You need to make some financial moves before the end of the year if you want to maximize their impact on your 2011 financial statements and taxes. Some can affect your ability to raise money, secure vendor credit or sell your business next year or the year after. With 2012 fast approaching, the time to act is now.
Make a bad year look better
1. Collect delinquencies. Make a last-ditch effort to collect from delinquent accounts, even if you have to negotiate on the amount. If you can’t collect, you’ll probably want to write them off as bad debt. Not doing so will hurt your accounts-receivable turnover ratio—a red flag for lenders and investors.
2. Encourage all customers to pay. You want your other customers to pay before the end of the year, too. But before you offer an early-payment discount, be sure it won’t take too big a bite out of your overall gross profit margin. That’s another financing red flag if it declines from prior years or is below industry standards.
3. Ask for progress payments. Collect payments on projects already underway and see if you can secure deposits for any projects that will begin this year.
4. Delay paying bills. If the bills can wait until 2012, wait to pay them until after the first of the year.
5. Offer year-end specials.. Specials on slow-moving inventory will improve your inventory-turnover ratio. And that will please your banker.
6. Sell under-performing property and equipment. Consider selling any equipment or property that's not performing up to snuff if it's fully depreciated.
Make a good year better
7. Wait to deposit new checks.
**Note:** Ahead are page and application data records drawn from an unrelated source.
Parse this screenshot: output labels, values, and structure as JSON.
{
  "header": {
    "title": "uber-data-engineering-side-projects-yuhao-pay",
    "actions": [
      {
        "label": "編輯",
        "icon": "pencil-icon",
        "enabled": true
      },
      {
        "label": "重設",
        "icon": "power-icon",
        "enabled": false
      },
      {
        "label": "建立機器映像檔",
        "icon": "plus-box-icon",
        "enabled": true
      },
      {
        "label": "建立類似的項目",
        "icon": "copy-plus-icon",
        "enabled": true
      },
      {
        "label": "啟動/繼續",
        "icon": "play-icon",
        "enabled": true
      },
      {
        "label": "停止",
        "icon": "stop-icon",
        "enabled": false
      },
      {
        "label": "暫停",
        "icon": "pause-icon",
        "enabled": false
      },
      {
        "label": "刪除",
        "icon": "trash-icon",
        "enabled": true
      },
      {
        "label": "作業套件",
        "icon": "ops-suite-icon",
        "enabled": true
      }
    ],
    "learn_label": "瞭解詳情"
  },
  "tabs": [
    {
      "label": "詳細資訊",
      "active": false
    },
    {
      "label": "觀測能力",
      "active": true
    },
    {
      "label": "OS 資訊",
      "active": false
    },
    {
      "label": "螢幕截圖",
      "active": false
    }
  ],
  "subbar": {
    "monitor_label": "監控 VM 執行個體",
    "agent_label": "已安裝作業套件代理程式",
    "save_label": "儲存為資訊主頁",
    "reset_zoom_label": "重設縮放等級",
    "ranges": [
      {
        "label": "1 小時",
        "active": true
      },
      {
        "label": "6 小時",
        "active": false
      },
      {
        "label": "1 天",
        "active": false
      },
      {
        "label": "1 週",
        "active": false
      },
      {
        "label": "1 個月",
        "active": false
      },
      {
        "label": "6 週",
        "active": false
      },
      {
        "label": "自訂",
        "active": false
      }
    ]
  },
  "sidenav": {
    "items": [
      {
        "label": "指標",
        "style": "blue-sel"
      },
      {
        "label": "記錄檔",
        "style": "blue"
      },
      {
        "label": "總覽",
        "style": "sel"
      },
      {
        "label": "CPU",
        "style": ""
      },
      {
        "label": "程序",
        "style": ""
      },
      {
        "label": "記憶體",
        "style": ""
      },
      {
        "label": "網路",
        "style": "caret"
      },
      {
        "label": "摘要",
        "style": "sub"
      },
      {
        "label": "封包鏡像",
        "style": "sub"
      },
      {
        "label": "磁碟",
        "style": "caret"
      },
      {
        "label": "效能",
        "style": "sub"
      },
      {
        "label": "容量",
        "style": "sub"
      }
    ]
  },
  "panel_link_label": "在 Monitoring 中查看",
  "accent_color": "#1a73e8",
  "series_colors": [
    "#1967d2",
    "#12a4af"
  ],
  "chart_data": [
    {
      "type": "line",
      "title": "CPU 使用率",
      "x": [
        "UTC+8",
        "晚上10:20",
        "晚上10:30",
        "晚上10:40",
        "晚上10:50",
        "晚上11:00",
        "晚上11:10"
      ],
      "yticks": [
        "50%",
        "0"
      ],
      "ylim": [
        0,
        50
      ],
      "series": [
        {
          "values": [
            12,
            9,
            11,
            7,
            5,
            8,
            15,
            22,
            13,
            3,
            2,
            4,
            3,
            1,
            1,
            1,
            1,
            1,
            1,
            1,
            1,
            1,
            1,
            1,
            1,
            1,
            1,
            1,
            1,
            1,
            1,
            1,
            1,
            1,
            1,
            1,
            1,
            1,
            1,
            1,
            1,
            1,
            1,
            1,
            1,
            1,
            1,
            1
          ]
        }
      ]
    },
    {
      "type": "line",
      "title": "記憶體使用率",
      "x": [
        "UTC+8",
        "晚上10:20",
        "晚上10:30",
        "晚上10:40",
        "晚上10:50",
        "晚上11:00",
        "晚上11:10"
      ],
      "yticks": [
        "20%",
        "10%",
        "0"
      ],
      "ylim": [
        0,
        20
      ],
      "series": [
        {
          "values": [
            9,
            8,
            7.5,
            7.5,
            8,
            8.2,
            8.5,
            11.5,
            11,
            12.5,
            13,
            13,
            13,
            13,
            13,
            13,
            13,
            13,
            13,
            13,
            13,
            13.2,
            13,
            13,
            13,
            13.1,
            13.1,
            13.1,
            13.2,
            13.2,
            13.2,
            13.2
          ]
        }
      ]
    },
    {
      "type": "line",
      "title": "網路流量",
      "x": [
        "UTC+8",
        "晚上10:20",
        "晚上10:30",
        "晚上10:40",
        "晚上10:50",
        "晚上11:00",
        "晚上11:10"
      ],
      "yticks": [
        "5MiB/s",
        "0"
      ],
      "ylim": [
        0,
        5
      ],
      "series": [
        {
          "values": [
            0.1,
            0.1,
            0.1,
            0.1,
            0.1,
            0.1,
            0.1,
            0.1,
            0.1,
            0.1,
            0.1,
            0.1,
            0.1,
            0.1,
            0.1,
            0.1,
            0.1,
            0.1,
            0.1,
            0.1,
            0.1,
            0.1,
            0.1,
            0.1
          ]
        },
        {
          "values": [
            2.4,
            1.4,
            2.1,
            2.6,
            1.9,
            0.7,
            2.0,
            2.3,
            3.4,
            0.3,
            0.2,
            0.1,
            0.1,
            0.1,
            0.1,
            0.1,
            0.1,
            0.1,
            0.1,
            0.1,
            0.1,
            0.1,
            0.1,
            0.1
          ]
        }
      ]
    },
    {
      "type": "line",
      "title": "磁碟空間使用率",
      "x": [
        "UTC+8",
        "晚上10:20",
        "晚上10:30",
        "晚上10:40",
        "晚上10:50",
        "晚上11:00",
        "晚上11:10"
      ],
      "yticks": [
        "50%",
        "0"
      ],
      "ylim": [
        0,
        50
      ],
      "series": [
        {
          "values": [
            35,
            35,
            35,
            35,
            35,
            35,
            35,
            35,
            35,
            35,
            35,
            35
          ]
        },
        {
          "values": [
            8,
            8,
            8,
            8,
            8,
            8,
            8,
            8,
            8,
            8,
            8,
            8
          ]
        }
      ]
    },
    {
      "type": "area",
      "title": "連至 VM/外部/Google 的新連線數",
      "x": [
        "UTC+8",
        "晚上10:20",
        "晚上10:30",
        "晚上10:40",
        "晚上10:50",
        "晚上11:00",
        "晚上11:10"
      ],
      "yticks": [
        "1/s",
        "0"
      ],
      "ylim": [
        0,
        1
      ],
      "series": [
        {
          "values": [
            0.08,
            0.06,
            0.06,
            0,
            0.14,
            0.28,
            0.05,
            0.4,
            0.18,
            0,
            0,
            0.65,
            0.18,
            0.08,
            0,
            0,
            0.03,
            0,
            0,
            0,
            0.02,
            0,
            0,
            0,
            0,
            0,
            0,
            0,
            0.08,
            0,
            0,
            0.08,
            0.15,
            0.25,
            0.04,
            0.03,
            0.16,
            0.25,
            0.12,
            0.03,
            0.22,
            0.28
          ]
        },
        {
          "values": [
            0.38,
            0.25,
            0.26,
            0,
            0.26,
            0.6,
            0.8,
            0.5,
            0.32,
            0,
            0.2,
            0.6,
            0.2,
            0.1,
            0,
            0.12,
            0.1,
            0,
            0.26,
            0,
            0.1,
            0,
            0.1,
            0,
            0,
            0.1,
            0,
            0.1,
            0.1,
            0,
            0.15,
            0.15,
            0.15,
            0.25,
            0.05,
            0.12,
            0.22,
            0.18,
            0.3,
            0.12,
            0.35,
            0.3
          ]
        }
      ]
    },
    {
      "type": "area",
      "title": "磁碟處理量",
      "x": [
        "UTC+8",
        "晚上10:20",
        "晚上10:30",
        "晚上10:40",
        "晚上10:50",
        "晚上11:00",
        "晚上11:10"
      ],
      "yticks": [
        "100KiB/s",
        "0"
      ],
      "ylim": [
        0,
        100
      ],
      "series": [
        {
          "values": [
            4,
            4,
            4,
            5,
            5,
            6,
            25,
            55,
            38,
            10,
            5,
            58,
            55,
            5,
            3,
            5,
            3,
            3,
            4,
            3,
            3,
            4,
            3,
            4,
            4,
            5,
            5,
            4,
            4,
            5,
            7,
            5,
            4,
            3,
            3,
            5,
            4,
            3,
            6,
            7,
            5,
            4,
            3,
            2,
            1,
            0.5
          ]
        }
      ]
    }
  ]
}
Deposit checks that are just coming in after the first of the year.
8. Purchase qualifying property or equipment: Now is the time to buy any property or equipment that qualifies for Section 179 or 100 percent-bonus depreciation, as these benefits are likely to be scaled down in 2012. Note that qualifying equipment has to be in service before the end of the year.
9. Make charitable contributions.
10. Pay employee bonuses.
Must-dos for any year
11. Download copies of year-end statements. Year-end bank and credit card account statements are often available for a limited period of time. Don’t forget those PayPal, investment and Google Checkout accounts. You’ll need proof of balances as of 12/31, and they’re sometimes hard to come by after the fact.
12. Try to pay down any lines of credit. Lenders like to see that you’re using lines of credit as intended—for temporary or seasonal needs, so pay them down to zero if possible. If you maintain a balance year-round, it suggests to lenders that the accounts are being used for long-term financing.
13. Examine inventory. You can reduce your taxable income and improve your inventory-turnover ratio by writing off any obsolete items.
14. Look at contractors vs. employees. Think about whether the IRS or other government agency might consider people you treat as contractors as employees. Desperate for revenue, governments are hot on the trail of misclassifications. If you think you may have misclassified workers in prior years, you’ll be glad to know that the IRS recently announced a program that can reduce the penalties for admitted transgressions. In order to qualify, you had to have filed 1099s for those contractors in each of the last three years. A word of caution if you plan to fess up—the IRS isn’t the only agency that can make your life miserable if you’ve misclassified workers. Be sure to get advice from a competent attorney or accountant before you proceed.
15. Hurry up and sell something. If you incurred costs to start a business in 2011, but haven’t yet made a sale, sell something. Anything! You can’t deduct any of those expenses in 2011 unless you do.
16. Get funds into 401K by year’s end. If you’re planning to squirrel money away in a 401K, keep in mind that while it can be funded in 2012, the account has to be in place by December 31, 2011.
17. Consider converting to a Roth IRA. If your personal income will be relatively low this year, it might be wise to convert your traditional IRA to a Roth IRA. Fidelity has a handy calculator to help you figure out if this is a good move.
18. Decide if it’s time to cash out. Take a look at your investments to determine whether it’s time to cash out. The special treatment of capital gains at a maximum tax rate of 15 percent is set to disappear at the end of 2012. After that, these gains are likely be taxed at ordinary income rates. If your capital losses exceed your gains, you can carry them forward to offset future capital gains.
Most experts agree that tax rates will increase after 2012 and tax breaks will be harder to find. Be sure to consult a qualified professional about whether these strategies are right for you.
A good place to get expert advice is from those who contributed their year-end tips for this article: Brian Price, founding partner of PriceKubecka in Dallas; Robert Mahoney, president of Belmont Savings Bank in Belmont, Massachusetts; and Gail Rosen, a CPA in New Jersey.
Over the past 30 years, Kate Lister has owned and operated several successful businesses and arranged financing for hundreds of others. She has co-authored three business books, including Undress for Success—The Naked Truth About Making Money at Home (Wiley, 2009) and Finding Money—The Small Business Guide to Financing (2010). Her blogs include Finding Money Advice and Undress4Success.